> [Problem to solve] This exercise needs the listing below duplicated exactly.

> [Information given]
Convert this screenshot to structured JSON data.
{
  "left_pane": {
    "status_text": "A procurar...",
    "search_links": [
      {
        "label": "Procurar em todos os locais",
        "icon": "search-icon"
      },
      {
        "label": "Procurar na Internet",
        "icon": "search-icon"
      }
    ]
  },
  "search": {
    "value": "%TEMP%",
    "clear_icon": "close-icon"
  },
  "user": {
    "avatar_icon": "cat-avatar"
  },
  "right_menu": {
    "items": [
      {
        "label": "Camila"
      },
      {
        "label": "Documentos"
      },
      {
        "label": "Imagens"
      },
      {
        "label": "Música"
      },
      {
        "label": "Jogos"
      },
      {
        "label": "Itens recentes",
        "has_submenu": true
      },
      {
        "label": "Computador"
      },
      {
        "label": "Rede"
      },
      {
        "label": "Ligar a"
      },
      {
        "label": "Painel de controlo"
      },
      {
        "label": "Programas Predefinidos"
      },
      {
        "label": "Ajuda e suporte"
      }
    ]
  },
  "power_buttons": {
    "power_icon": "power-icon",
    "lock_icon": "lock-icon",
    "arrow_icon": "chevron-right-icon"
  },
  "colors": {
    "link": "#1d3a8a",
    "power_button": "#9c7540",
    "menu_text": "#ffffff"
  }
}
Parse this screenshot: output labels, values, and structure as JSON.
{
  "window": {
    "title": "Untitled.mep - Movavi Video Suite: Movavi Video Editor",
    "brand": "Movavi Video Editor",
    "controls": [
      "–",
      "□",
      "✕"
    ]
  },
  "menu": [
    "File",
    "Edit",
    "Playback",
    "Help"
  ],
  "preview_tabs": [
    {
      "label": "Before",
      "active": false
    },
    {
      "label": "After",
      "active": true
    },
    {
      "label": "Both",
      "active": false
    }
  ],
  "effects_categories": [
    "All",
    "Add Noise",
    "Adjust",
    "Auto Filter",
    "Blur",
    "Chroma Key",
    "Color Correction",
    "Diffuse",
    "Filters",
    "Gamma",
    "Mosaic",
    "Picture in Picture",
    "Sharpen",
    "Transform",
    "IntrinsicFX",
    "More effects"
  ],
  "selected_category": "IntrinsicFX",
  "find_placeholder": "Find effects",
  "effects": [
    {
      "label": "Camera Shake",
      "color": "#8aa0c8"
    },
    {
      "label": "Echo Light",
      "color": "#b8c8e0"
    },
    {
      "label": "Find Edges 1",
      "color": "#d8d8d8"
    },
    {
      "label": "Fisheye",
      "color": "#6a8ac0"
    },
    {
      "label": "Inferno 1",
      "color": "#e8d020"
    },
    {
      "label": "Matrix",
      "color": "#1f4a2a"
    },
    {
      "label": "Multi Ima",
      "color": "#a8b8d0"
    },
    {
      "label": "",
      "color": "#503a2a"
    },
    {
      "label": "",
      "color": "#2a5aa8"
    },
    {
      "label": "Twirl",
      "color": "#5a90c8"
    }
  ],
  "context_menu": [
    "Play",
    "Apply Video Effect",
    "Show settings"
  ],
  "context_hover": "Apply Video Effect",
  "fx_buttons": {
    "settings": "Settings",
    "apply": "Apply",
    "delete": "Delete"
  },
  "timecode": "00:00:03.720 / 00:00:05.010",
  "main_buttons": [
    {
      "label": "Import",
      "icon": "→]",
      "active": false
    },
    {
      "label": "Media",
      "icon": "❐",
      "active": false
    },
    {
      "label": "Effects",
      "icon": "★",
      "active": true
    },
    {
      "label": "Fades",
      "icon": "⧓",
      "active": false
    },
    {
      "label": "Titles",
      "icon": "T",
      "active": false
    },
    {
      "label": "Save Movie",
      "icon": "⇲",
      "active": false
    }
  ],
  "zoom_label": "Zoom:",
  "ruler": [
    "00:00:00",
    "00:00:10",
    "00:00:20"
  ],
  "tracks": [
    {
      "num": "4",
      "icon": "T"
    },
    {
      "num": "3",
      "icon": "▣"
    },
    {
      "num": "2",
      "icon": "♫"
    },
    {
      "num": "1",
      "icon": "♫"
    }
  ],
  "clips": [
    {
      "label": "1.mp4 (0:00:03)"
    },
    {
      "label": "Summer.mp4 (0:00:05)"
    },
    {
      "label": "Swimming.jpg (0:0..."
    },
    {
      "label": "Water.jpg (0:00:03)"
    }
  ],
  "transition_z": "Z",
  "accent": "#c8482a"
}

> [Completed exercise]
Convert this screenshot to structured JSON data.
{
  "left_pane": {
    "status_text": "A procurar...",
    "search_links": [
      {
        "label": "Procurar em todos os locais",
        "icon": "search-icon"
      },
      {
        "label": "Procurar na Internet",
        "icon": "search-icon"
      }
    ]
  },
  "search": {
    "value": "%TEMP%",
    "clear_icon": "close-icon"
  },
  "user": {
    "avatar_icon": "cat-avatar"
  },
  "right_menu": {
    "items": [
      {
        "label": "Camila"
      },
      {
        "label": "Documentos"
      },
      {
        "label": "Imagens"
      },
      {
        "label": "Música"
      },
      {
        "label": "Jogos"
      },
      {
        "label": "Itens recentes",
        "has_submenu": true
      },
      {
        "label": "Computador"
      },
      {
        "label": "Rede"
      },
      {
        "label": "Ligar a"
      },
      {
        "label": "Painel de controlo"
      },
      {
        "label": "Programas Predefinidos"
      },
      {
        "label": "Ajuda e suporte"
      }
    ]
  },
  "power_buttons": {
    "power_icon": "power-icon",
    "lock_icon": "lock-icon",
    "arrow_icon": "chevron-right-icon"
  },
  "colors": {
    "link": "#1d3a8a",
    "power_button": "#9c7540",
    "menu_text": "#ffffff"
  }
}
Parse this screenshot: output labels, values, and structure as JSON.
{
  "window": {
    "title": "Untitled.mep - Movavi Video Suite: Movavi Video Editor",
    "brand": "Movavi Video Editor",
    "controls": [
      "–",
      "□",
      "✕"
    ]
  },
  "menu": [
    "File",
    "Edit",
    "Playback",
    "Help"
  ],
  "preview_tabs": [
    {
      "label": "Before",
      "active": false
    },
    {
      "label": "After",
      "active": true
    },
    {
      "label": "Both",
      "active": false
    }
  ],
  "effects_categories": [
    "All",
    "Add Noise",
    "Adjust",
    "Auto Filter",
    "Blur",
    "Chroma Key",
    "Color Correction",
    "Diffuse",
    "Filters",
    "Gamma",
    "Mosaic",
    "Picture in Picture",
    "Sharpen",
    "Transform",
    "IntrinsicFX",
    "More effects"
  ],
  "selected_category": "IntrinsicFX",
  "find_placeholder": "Find effects",
  "effects": [
    {
      "label": "Camera Shake",
      "color": "#8aa0c8"
    },
    {
      "label": "Echo Light",
      "color": "#b8c8e0"
    },
    {
      "label": "Find Edges 1",
      "color": "#d8d8d8"
    },
    {
      "label": "Fisheye",
      "color": "#6a8ac0"
    },
    {
      "label": "Inferno 1",
      "color": "#e8d020"
    },
    {
      "label": "Matrix",
      "color": "#1f4a2a"
    },
    {
      "label": "Multi Ima",
      "color": "#a8b8d0"
    },
    {
      "label": "",
      "color": "#503a2a"
    },
    {
      "label": "",
      "color": "#2a5aa8"
    },
    {
      "label": "Twirl",
      "color": "#5a90c8"
    }
  ],
  "context_menu": [
    "Play",
    "Apply Video Effect",
    "Show settings"
  ],
  "context_hover": "Apply Video Effect",
  "fx_buttons": {
    "settings": "Settings",
    "apply": "Apply",
    "delete": "Delete"
  },
  "timecode": "00:00:03.720 / 00:00:05.010",
  "main_buttons": [
    {
      "label": "Import",
      "icon": "→]",
      "active": false
    },
    {
      "label": "Media",
      "icon": "❐",
      "active": false
    },
    {
      "label": "Effects",
      "icon": "★",
      "active": true
    },
    {
      "label": "Fades",
      "icon": "⧓",
      "active": false
    },
    {
      "label": "Titles",
      "icon": "T",
      "active": false
    },
    {
      "label": "Save Movie",
      "icon": "⇲",
      "active": false
    }
  ],
  "zoom_label": "Zoom:",
  "ruler": [
    "00:00:00",
    "00:00:10",
    "00:00:20"
  ],
  "tracks": [
    {
      "num": "4",
      "icon": "T"
    },
    {
      "num": "3",
      "icon": "▣"
    },
    {
      "num": "2",
      "icon": "♫"
    },
    {
      "num": "1",
      "icon": "♫"
    }
  ],
  "clips": [
    {
      "label": "1.mp4 (0:00:03)"
    },
    {
      "label": "Summer.mp4 (0:00:05)"
    },
    {
      "label": "Swimming.jpg (0:0..."
    },
    {
      "label": "Water.jpg (0:00:03)"
    }
  ],
  "transition_z": "Z",
  "accent": "#c8482a"
}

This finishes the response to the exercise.